[1] A. Yakovlev. Energy modulated computing. Proceedings of DATE, 2011, Grenoble,  doi: 10.1109/DATE.2011.5763216

My vision of Bio-inspired Electronic Design

I took part in a Panel on Bio-inspired Electronic Design Principles at the

Here are my slides

The quick summary of these ideas is here:


Summary of ideas for discussion from Alex Yakovlev, Newcastle University


With my 30 years of experience in designing and automating the design of self-timed (aka asynchronous) systems, I have been involved in studying and exploiting in practice the following characteristics of electronic systems:  inherent concurrency, event-driven and causality-based processing, parametric variation resilience, close-loop timing error avoidance and correction, energy-proportionality, digital and mixed-signal interfaces. More recently, I have been looking at new bio-inspired paradigms such as energy-modulated and power-adaptive computing, significance-driven approximate computing, real-power (to match real-time!) computing, computing with survival instincts, computing with central and peripheral powering and timing, power layering in systems architecting, exploiting burstiness and regularity of processing etc.

In most of these the central role belongs to the notion of energy flow as a key driving force in the new generation of microelectronics. I will therefore be approaching most of the Questions raised for the Panel from the energy flow perspective. The other strong aspect I want to address that acts as a drive for innovation in electronics is a combination of technological and economic factors, which is closely related to survival, both in the sense of longevity of a particular system as well as survival of design patterns and IPs as a longevity of the system as a kind or as a system design process.

My main tenets in this discussion are:

  • Compute where energy naturally flows.
  • Evolve (IPs, Designs) where biology (or nature as a whole) would evolve its parts (DNA, cells, cellular networks, organs).

I will also pose as one of the biggest challenges for semiconductor system the challenge of massive informational connectivity of parts at all levels of hierarchy, this is something that I hypothesize can only be addressed in hybrid cell-microelectronic systems. Information (and hence, data processing) flows should be commensurate to energy flows, only then we will be close to thermodynamic limits.

Alex Yakovlev



Newcastle Asynchronous Workshop 2016

We have just hosted an extraordinary event here, including

Newcastle Concurrency Workshop:


Newcastle Asynchronous Workshop:



Newcastle Workcraft Tutorial:


The main organisers of these workshops were Maciej Koutny, Andrey Mokhov and Danil Sokolov

The workshops attracted more than 30 external attendees and speakers.

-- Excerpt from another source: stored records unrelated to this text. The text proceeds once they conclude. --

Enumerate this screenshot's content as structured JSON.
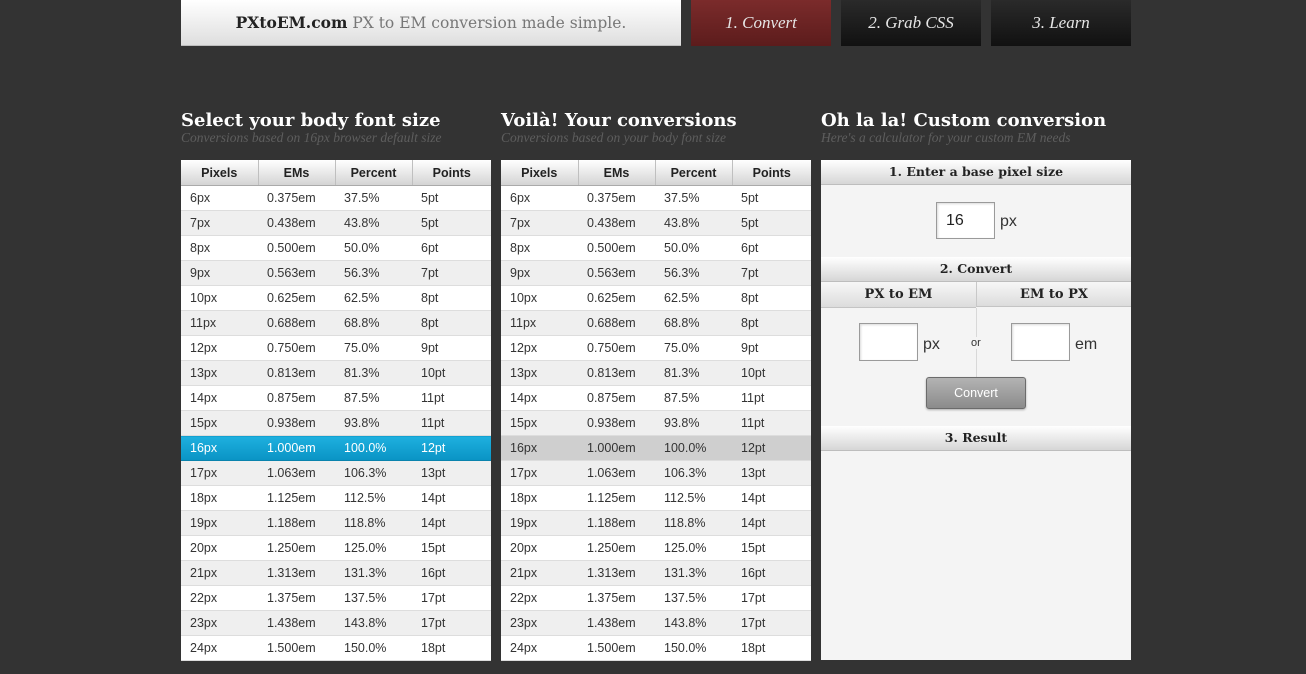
{
  "header": {
    "brand_name": "PXtoEM.com",
    "brand_tagline": "PX to EM conversion made simple.",
    "tabs": [
      {
        "label": "1. Convert"
      },
      {
        "label": "2. Grab CSS"
      },
      {
        "label": "3. Learn"
      }
    ],
    "active_tab_color": "#6b2424"
  },
  "left": {
    "title": "Select your body font size",
    "subtitle": "Conversions based on 16px browser default size",
    "selected_row": "16px",
    "selected_color": "#12a3d3"
  },
  "middle": {
    "title": "Voilà! Your conversions",
    "subtitle": "Conversions based on your body font size",
    "selected_row": "16px"
  },
  "right": {
    "title": "Oh la la! Custom conversion",
    "subtitle": "Here's a calculator for your custom EM needs",
    "step1": "1. Enter a base pixel size",
    "base_value": "16",
    "base_unit": "px",
    "step2": "2. Convert",
    "px_to_em": "PX to EM",
    "em_to_px": "EM to PX",
    "px_value": "",
    "px_unit": "px",
    "or_label": "or",
    "em_value": "",
    "em_unit": "em",
    "convert_label": "Convert",
    "step3": "3. Result"
  },
  "table": {
    "headers": [
      "Pixels",
      "EMs",
      "Percent",
      "Points"
    ],
    "rows": [
      [
        "6px",
        "0.375em",
        "37.5%",
        "5pt"
      ],
      [
        "7px",
        "0.438em",
        "43.8%",
        "5pt"
      ],
      [
        "8px",
        "0.500em",
        "50.0%",
        "6pt"
      ],
      [
        "9px",
        "0.563em",
        "56.3%",
        "7pt"
      ],
      [
        "10px",
        "0.625em",
        "62.5%",
        "8pt"
      ],
      [
        "11px",
        "0.688em",
        "68.8%",
        "8pt"
      ],
      [
        "12px",
        "0.750em",
        "75.0%",
        "9pt"
      ],
      [
        "13px",
        "0.813em",
        "81.3%",
        "10pt"
      ],
      [
        "14px",
        "0.875em",
        "87.5%",
        "11pt"
      ],
      [
        "15px",
        "0.938em",
        "93.8%",
        "11pt"
      ],
      [
        "16px",
        "1.000em",
        "100.0%",
        "12pt"
      ],
      [
        "17px",
        "1.063em",
        "106.3%",
        "13pt"
      ],
      [
        "18px",
        "1.125em",
        "112.5%",
        "14pt"
      ],
      [
        "19px",
        "1.188em",
        "118.8%",
        "14pt"
      ],
      [
        "20px",
        "1.250em",
        "125.0%",
        "15pt"
      ],
      [
        "21px",
        "1.313em",
        "131.3%",
        "16pt"
      ],
      [
        "22px",
        "1.375em",
        "137.5%",
        "17pt"
      ],
      [
        "23px",
        "1.438em",
        "143.8%",
        "17pt"
      ],
      [
        "24px",
        "1.500em",
        "150.0%",
        "18pt"
      ]
    ]
  }
}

Part of the Asynchronous Workshop was linked with a Festschrift event for my 60th birthday, where Andrey Mokhov gave me a special Festchrift volume edited by him and printed by Newcastle University publishing service. The book cosists of 30 essays written by 55 researchers from different parts of the world – they included my colleagues in the Async community, Newcastle colleagues, my former and current PhD students and some good friends and colleagues with many years of friendship and collaboration.

The book exists in electronic format and if someone wishes to have a copy, please contact Andrey Mokhov who will send you the pdf file.

At this workshop I gave a talk about the 25-year history of Asynchronous Research at Newcastle. Here are the slides of my talk:

This Asynchronous World-AlexY





Asynchronous Design for Analogue Electronics: Talk at the NMI Workshop on AMS

There was a workshop on Analogue Mixed Signal (AMS) Design on the 29th April at RAL, organised by National Microelectronics Institute (NMI) .


I gave a talk on A4A “Asynchronous Design for Analogue Electronics” – the slides are here:


There were many talks emphasizing the increasing role of digital circuits in new generation of analogue electronics. One of the messages from Andrew Talbot from Intel was: AMS designers – step in bravely into digital world!